Personal data - family, hobbies, and some links to related sites on the www.
My "virtual origami exhibit" is now on-line here! Check out "Planet in the wind of a dying star" and "A Comet has two tails" and some recent work.
Here is a .pdf file of a recent 5-minute "Glimpse" presentation on my artwork, including photographs, and how it is influenced by my science. Note that all images are reduced to moderate resolution, much less than the originals.
Picture(s) of me.
Photographs from the Altered Earth exhibit held at CASA during March/April 2010.
My appointment (since 1973) is with the Astronomy Program. of the Department of Physics and Astronomy. I am on phased retirement through May 2014.
For 2013-2014 I am managing the two web courses (Astro 102 and 103). The content of the web courses is available to all at the Polaris Project; to receive credit and a grade requires registering through normal ISU channels or as an off-campus student via Continuing Education.
Currently, I am working on a book "Essential Physics of Stellar and Planetary Atmospheres" to be published by Cambridge University Press.
My research focusses on the mechanisms and implications of mass loss from stars. You can get an overview from my review article Annual Reviews of Astronomy and Astrophysicson the subject of Mass Loss from Cool Stars. A more recent paper concerns what we know about the dependence of mass loss rates on stellar L, M and R; many may find the answers surprising.

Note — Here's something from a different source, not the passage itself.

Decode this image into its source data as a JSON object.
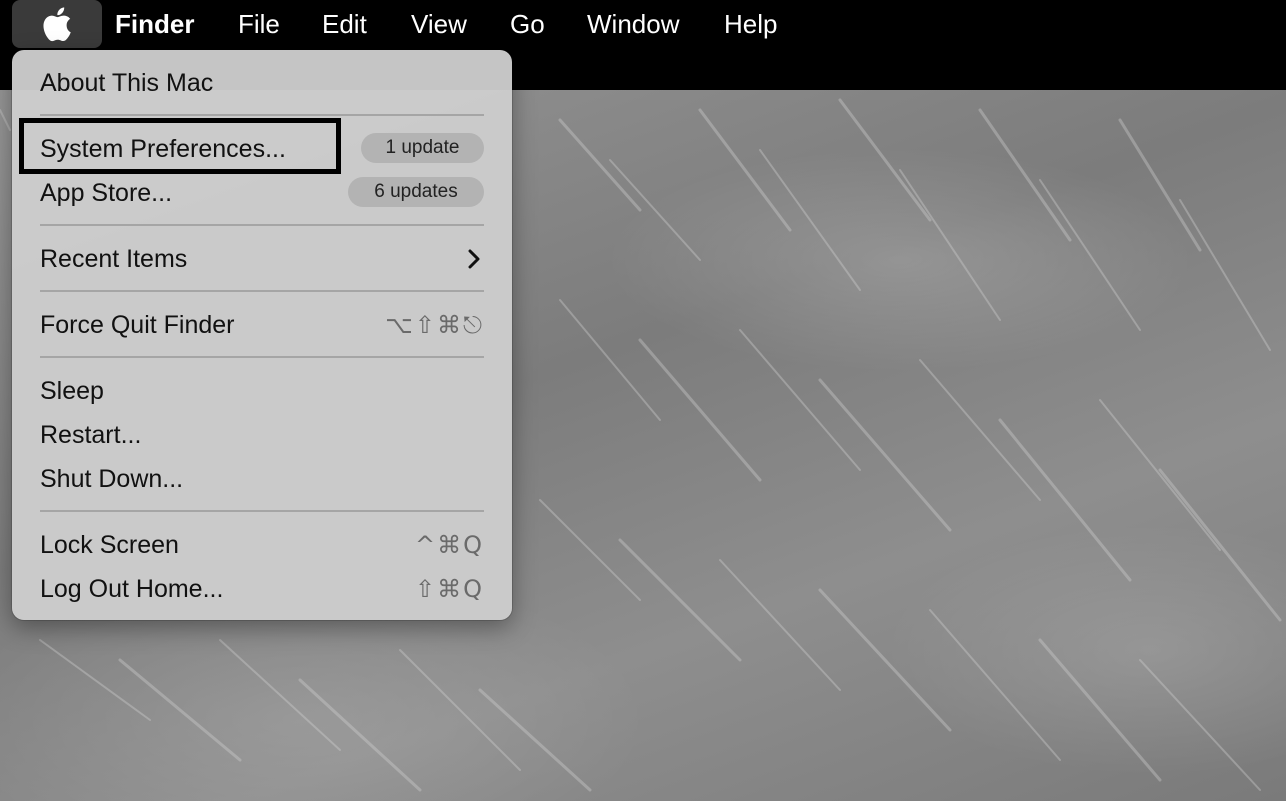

The transparencies (or powerpoint) from representative talks, in .pdf format:
The Far Future Sun and the Ultimate Fates of the Planets (semi-popular talk from the AAAS meeting in DC, February 2000)
A talk given at the Biggest, Baddest, Coolest Stars conference at Eastern Tennessee State University.
Two talks given in Uppsala in 2004; together, they cover most of what we have been working on. First talk; second talk.
A popular-level talk on Astrology, Astronomy and Cosmology, given for the College for Seniors at ISU, includes reference to the accelerating universe, the criteria for planets, and the future of the Earth, among other items.
For something entirely different: Here is a paper I wrote about J. Lawrence Smith, a 19th-century chemist with an interest in meteorites.
During the last two decades I have served on quite a few committees and councils, including a term as president of the American Association of Variable Star Observers (AAVSO ), one as chair of the Astronomy Section of the American Association for the Advancement of Science (AAAS), and for 13 years as a member of the board of directors of the Association of Universities for Research in Astronomy (AURA)*. In the past, I have also served on committees for NASA and the American Astronomical Society (AAS). I recently finished a term as VP of the AAS with responsibility for the scientific content of the 2012 meetings - January in Austin, TX and June in Anchorage, AK.
What I learned from all this "service" work has been put
to use in a different context: A group of us organized Creative Artists' Studios of Ames, Inc. or CASA for short, where I served
as founding President November 2000 - June 2003. CASA celebrated 8 years of successful operation in January 2009, as the first member moved into a studio on 1/1/01; it has 30+ active, artist, members most of whom rent space at 130 S. Sheldon, in Ames. I am currently secretary for this organization as well as electronic newsnote editor; email me if you would like to be on our mailing list: lwillson(at)iastate.edu or info(at)www.CreativeArtists.org .
*AURA operates NOAO and SScI.